While we were in NYC last week, PJ and I saw one off-Broadway play, The Understudy, which was written by Theresa Rebeck and stars Mark-Paul Gosselaar, Justin Kirk, and Julie White. We saw White a couple of years ago in her Tony winning performance in The Little Dog Laughed, which was a great, devastatingly satiric play on Hollywood, and so we looked forward to seeing her again in this work, which, at least on paper, sounds a little like The Little Dog Laughed.

Kirk, who is perhaps best known for his work in Weeds and Angels in America, plays Harry, who has just been hired as the understudy for an action movie star, Jake, played by Gosselaar. Jake and another action star, Bruce, are starring in a hit Broadway play that is a recently discovered work by Kafka. The play-within-a-play more or less combines elements from Kafka’s The Trial with elements from The Castle. There are sixteen roles in the Kafka play, but Bruce plays fifteen of them and Jake plays one. Harry is Jake’s understudy, and Jake is Bruce’s understudy. The real-time action of The Understudy involves a rehearsal of the play so that Harry can learn Jake’s part.

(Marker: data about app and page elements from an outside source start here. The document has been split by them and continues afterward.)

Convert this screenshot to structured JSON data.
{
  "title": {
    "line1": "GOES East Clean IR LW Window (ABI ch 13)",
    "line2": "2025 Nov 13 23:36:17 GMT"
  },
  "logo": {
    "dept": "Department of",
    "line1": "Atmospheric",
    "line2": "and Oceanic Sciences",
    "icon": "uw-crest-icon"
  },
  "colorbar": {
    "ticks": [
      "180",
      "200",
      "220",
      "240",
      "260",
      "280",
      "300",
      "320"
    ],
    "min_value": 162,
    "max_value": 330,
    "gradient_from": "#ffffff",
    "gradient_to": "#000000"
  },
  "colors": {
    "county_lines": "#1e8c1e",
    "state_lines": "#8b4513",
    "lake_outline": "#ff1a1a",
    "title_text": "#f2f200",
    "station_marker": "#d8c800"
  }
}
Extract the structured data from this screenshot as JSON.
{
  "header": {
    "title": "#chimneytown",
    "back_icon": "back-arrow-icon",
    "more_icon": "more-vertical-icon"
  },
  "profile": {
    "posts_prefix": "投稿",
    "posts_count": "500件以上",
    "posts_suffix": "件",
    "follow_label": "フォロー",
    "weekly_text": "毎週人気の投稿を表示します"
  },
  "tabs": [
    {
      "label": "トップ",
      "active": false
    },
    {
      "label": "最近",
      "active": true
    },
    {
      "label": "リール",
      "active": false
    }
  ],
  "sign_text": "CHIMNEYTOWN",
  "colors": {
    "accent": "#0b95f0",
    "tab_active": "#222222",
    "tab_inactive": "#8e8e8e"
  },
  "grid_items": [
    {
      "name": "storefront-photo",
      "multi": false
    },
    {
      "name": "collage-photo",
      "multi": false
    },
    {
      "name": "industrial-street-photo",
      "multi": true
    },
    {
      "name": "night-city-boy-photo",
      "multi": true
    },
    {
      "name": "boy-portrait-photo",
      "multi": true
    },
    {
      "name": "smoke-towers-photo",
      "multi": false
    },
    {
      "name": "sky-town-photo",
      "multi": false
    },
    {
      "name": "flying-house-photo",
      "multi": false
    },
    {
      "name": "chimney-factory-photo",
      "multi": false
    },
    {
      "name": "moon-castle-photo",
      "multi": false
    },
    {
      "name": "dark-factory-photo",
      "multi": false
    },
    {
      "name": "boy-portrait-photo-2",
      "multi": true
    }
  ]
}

White plays the stage manager, Roxanne. She’s trying to keep everything together despite several setbacks. She used to be an actress but had to give up that career when she fell apart after a breakup. She also has a complicated relationship with each of the other characters. And finally, her tech person, Laura, is too stoned to be entirely cooperative during the rehearsal.

Basically, on one level this play is about these characters’ relationships with one another; on another level it’s an exploration of the current economic realities of Broadway, the need to attract large audiences and the use of big name movie stars to do so. The play explores some of the complications this use of movie stars on Broadway entails.

It’s a really smart play — not anywhere near as biting or satiric as The Little Dog Laughed— but smart nevertheless. It’s really funny too. The use of offstage characters, like Laura, is well handled for comic effect. It also has a lot of heart, which I really like. I found a clip of Julie White talking about the play on YouTube. She emphasizes its “kindness,” which I think is a great word to describe it.

As should be expected, White is good in this role, as is Justin Kirk. What stood out to me and PJ is how great Gosselaar is in this play. He’s best known for his role as Zack Morris in Saved by the Bell. As an adult he also starred in NYPD Blue. As Jake, he’s got the best part in this play — he’s an action star who wants more; he knows what people think of his movies and their (lack of) dramatic worth and wants to change that by starring in more serious films. He wants to stretch himself as an actor, which is just what Gosselaar does in this role. He’s funny, interesting, and sexy as hell — since his character is an action star, he’s clearly been working out hard at the gym, as his tight t-shirt and jeans generously reveal. We can see why he’d be a minor movie star and why he’d want more as an actor.

I also found a clip of him talking about the play on YouTube:

I wish he had done it sooner too! I think he has a great stage career ahead of him if he wants it.

Finally, I also want to note the set design for this play. As an off-Broadway play, I expected it to invest more minimally in its sets, so I was pleasantly surprised by how intricate the sets were. They play a key role in the play’s comic effects, so they have to be good. I love a good set design, and this is one of the better ones I’ve seen in New York or London.

Overall, I really enjoyed The Understudy. It’s funny, complicated, satiric, thoughtful, and entertaining. I hope it has a long run — if I lived in NYC, I’d definitely want to see it again.